Vasquez says 75% of Madre’s mezcal sales are of the sipping variety, and only 25% are used in mixed cocktails. “We sell several flights that make up a lot of the share that we sell for sipping. Plus, bartenders always recommend their favorite mezcal to customers, which also helps,” he adds.
Here is an overview of what they’re learning about mezcal and destilados de agave at Madre, enabling them to take their knowledge and appreciation to the next level.
Good mezcal and destilados do not taste smoky
“Smoky” is the most oft-used description for mezcal, and many drinkers have come to expect overwhelmingly charred notes, often driving bartenders to use it as a cocktail base. But if smoke is the main note you’re tasting in the spirit, it’s somewhat flawed, Vasquez says.
Thoughtfully produced mezcal and destilados de agave exhibit much diversity and nuance on the palate. Look for notes that run the gamut: herbal, oily, peppery, citrusy, vanilla, woodsy, mineral and floral, as well as some specific fruits like melon.
Glass-aged mezcal is great for beginners
Aging a mezcal or destilados in glass is different from aging whiskey in barrels. (Though you’ll find some mezcal aged in barrels, it’s a practice that Vasquez has described as a corruption of the industry by Western practices.) The spirit becomes “smoother, more subtle and mellower — but it still retains its ABV” if aged in glass, he says. It’s a technique that has passed down from generation to generation — an evolution from using clay.
Vessels used for distillation and materials used for fermentation are varied and a mark of tradition
Mezcal and destilados de agave can be distilled in rawhide, clay, tree trunk, copper and even plastic. Taste for gamey, mineral or woodsy notes as you learn about how the mezcal in your glass was distilled. Look for the kind of still that was used, which is often printed on the bottle label if it is an artisanal mezcal.
Agave varietals have different names in different states
Agave angustifolia is most commonly known as espadin because that’s what is most used in mezcal (it has a shorter harvest time) and also what it’s called in Oaxaca. However, in Puebla, the same varietal is called espadilla; it’s liñeno in Jalisco and zacatoro in Guerrero. Agave marmorata is referred to as tepeztate in Oaxaca but pichomel in Puebla. The list goes on and on, but paying attention to the genus and species of the agave serves as an equalizer across pre-Hispanic languages, states and regions.
Destilados de agave from the north have their own names
Raicillas and Bacanoras also are distilled from agave. Raicillas hail from two distinct regions in Jalisco (coastal or mountains) or Nayarit. Bacanoras are solely from Sonora. “They’re more herbal and don’t have as many mineral notes as mezcal from Oaxaca,” Vasquez says. “There’s more citrus. It’s more about the soil or terroir, and you can definitely taste the vehicle they use for maturation — often copper or wood.”
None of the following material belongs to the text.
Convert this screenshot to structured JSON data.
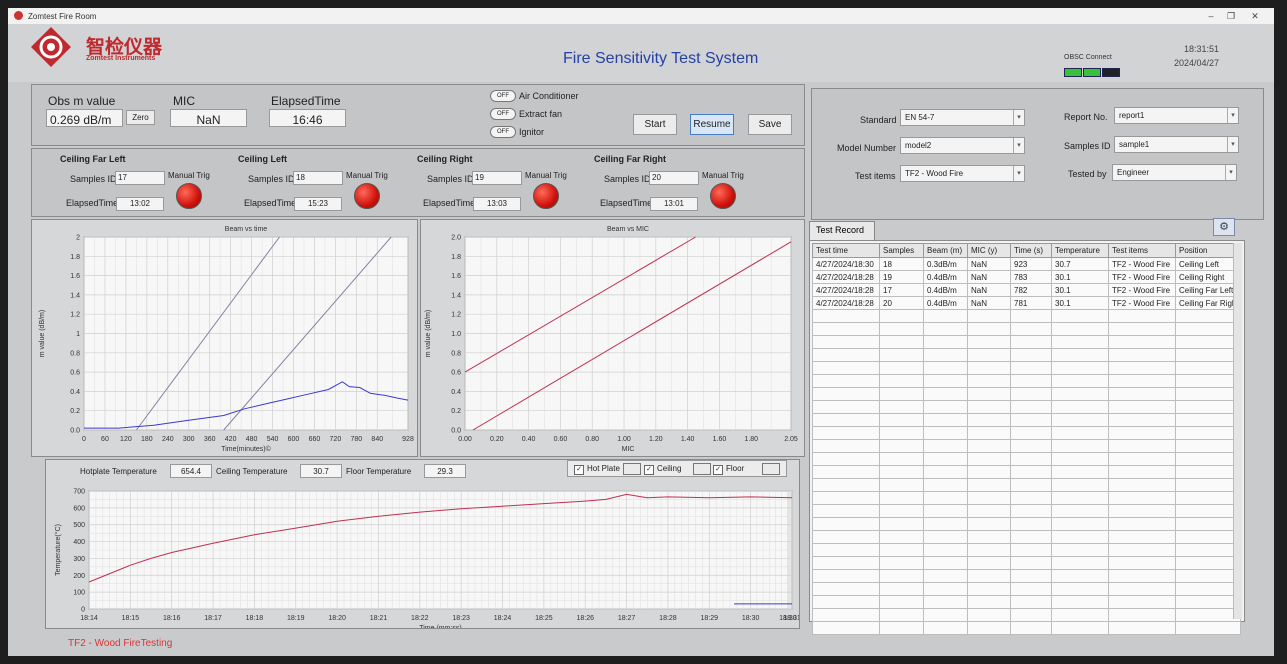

Don’t miss out on destilados made from capón agaves
Capón refers to agaves whose quiote, or reproductive stalks, are cut off a few months before harvesting. This sends the energy that would have been expended sending the flowering stalks up into the sky back into the piña, or heart of the agave, instead. Vasquez says, “What you get is an explosion of stronger flavors, as well as sugar content. But it’s also controversial. This is because the method prevents the agave from reproducing.”